1. The captain of the boat is responsible for the people that travel on his/her boat. No discussion about it. And captain Schettino’s poor attitude during the disaster was exposed to the entire world through the dramatic phone call with the coastguard who ordered him back to the ship to coordinate the rescue. His coward and vague responses to the stringent questions on the current situation which were asked by the Coastguard captain De Falco (his name means Hawk in English, for one of the many funny jokes of this tragedy where Schettino means roller-blades, like the ones he probably whish to had to escape fro this situation) generated a strong and firm reaction from Mr. De Falco “Go back on board, damn it!”, and what is this if not the perfect answers for the human need of revenge towards those cowards we all meet in our daily life? Towards those who, consciously or not, ignore our request for help, from the irritating customer service operator who takes advantage from being hiddeng and protected behind a phone, to the silly and idiot desk clerk we all meet sooner or later in our life?
Captain’s De Falco bluster contains all ours blusters, also those inner ones without an audience or without success.

2. We all like Mr. Wolf’s approach (do you remember Pulp Fiction?), the one who is in control. This is the essence of leadership, being in control and solving problems. Interesting enough a lot of people’s reactions on the web to captain’s De Falco stringent orders was ” it is easy to be in control while you are in the safe of your room shouting orders at the telephone to someone who is trying to manage it in the middle of a disaster”. We – as Italian I mean – are again divided between two parties, the ones for the hero (captain De Falco) and against the perfect escape goat (captain Schettino) and the ones who say that is too easy to judge, we are all human beings, etc. etc. In his own village, the one where he is now under house arrest, young people opened a banner in from of his house saying  “Captain do not give up”.  The fact is that we all, as human beings, always need heroes and anti-heroes.

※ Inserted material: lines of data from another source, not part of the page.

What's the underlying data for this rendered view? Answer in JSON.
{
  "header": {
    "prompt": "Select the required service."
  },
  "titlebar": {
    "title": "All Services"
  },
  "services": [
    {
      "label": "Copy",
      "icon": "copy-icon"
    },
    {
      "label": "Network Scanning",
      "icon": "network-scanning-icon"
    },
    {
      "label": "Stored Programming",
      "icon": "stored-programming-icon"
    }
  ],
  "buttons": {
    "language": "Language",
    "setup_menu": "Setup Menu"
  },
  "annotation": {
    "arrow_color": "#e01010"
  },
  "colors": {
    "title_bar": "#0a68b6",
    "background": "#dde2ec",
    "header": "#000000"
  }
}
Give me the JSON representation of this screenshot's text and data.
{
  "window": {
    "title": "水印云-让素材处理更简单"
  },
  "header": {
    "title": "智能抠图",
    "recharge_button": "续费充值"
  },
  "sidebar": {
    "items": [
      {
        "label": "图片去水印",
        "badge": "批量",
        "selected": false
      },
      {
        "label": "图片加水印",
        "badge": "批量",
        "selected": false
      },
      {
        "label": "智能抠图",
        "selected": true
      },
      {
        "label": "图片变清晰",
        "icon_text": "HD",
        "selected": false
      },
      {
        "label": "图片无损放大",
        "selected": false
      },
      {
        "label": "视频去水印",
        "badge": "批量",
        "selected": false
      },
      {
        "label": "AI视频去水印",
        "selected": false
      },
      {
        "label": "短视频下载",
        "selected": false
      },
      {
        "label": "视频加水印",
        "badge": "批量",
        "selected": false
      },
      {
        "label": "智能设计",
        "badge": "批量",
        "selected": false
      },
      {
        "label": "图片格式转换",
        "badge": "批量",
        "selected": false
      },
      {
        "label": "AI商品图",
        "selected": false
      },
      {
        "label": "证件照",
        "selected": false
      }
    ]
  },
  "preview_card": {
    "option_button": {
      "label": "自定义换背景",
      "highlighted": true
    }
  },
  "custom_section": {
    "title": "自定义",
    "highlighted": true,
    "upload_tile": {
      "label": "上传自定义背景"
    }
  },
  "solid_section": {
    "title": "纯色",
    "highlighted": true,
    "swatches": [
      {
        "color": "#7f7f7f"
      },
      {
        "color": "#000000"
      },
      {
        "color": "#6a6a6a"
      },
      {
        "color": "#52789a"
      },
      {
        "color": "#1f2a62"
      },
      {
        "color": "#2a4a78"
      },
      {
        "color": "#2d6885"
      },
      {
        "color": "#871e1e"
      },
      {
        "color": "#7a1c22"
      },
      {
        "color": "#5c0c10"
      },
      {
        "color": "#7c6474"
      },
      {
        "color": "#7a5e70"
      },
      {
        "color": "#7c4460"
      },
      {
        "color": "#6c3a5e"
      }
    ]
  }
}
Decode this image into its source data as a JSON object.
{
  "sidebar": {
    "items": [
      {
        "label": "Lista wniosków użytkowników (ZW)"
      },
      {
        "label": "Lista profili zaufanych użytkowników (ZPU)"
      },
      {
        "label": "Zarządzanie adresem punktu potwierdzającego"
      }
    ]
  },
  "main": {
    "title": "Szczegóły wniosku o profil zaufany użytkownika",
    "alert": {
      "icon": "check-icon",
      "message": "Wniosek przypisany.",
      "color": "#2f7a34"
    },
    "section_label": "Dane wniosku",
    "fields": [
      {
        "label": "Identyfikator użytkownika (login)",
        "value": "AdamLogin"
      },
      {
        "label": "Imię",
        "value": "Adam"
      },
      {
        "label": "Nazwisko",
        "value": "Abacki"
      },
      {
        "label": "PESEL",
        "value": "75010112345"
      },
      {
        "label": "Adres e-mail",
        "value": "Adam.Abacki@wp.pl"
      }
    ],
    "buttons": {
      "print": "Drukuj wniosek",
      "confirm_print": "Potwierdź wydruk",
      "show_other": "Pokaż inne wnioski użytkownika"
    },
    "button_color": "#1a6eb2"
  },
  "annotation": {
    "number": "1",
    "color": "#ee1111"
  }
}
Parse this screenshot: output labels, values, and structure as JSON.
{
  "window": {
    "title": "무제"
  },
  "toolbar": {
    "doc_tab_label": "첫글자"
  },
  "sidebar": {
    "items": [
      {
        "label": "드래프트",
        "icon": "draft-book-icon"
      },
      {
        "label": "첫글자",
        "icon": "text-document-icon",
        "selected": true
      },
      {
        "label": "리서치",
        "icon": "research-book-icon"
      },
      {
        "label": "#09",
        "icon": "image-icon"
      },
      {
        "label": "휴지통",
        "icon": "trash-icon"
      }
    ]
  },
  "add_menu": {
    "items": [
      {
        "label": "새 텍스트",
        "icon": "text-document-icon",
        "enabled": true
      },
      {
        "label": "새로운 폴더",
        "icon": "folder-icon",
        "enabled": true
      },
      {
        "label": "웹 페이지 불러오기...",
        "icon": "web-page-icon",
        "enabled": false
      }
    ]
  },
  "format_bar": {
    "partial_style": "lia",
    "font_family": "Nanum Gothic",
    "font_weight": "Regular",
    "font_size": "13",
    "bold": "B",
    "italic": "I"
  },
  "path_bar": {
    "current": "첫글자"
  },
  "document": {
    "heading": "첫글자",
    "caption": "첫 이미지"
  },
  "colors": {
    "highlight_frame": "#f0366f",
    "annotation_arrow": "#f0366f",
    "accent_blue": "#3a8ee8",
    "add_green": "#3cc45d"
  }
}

3. Italians do it better. At the end, why did the ship sail so close to the coast and to its shallow waters? Because the captain, who is told to have a big ego by his own company – let’s admit, as many of us in this country –  wanted to do a “bella figura” with either the chief steward or a blond girl who were on the bridge. “La bella figura”, the beautiful figure, a typical Italian expression that means making a good impression, in  a sort of an aesthetic sense. And once more we have confused what is beautiful with what is good and impressing others, getting appreciations sweeps ethic aside. Leo Longanesi, an Italian sagacious writer once said that Italians prefer openings to maintenance. This marries perfectly with our strong attention to ‘non perdere la faccia’, not to lose face. Our strong attention to personal reputation in the public.

4. I must admit this, if I was on the Concordia Ship with my family I would have been in big trouble. Is this because we would have panicked or because we do not know know how to swim in case of emergency? No, it is simply because I do follow the given instructions when in a dangerous situation, assuming that the one who is giving me those instructions is fully trained and knows exactly what to do and what to say. So I would have gone back to our cabin, as suggested by one of the officers as clearly seen in a video, with all the potential dangerous consequences of this decision. How many times have we seen leaders giving wrong instructions that have caused disastrous consequences?  Business books are full of horror stories of companies brought to disaster because of the wrongdoing of its leaders.

For a country made of saints, poets and sailors, probably in the past we knew how to sink better, but the fact is that poor leadership, generally speaking, seems to be our weakness as a country. It is not that we do not have leaders, but we clearly seem to have an issue with choosing them, balanced by the generosity of our people, represented well by the inhabitants of of Giglio Island, where the shipwreck survivors landed, who in the middle of the night gave their 1000% to support them.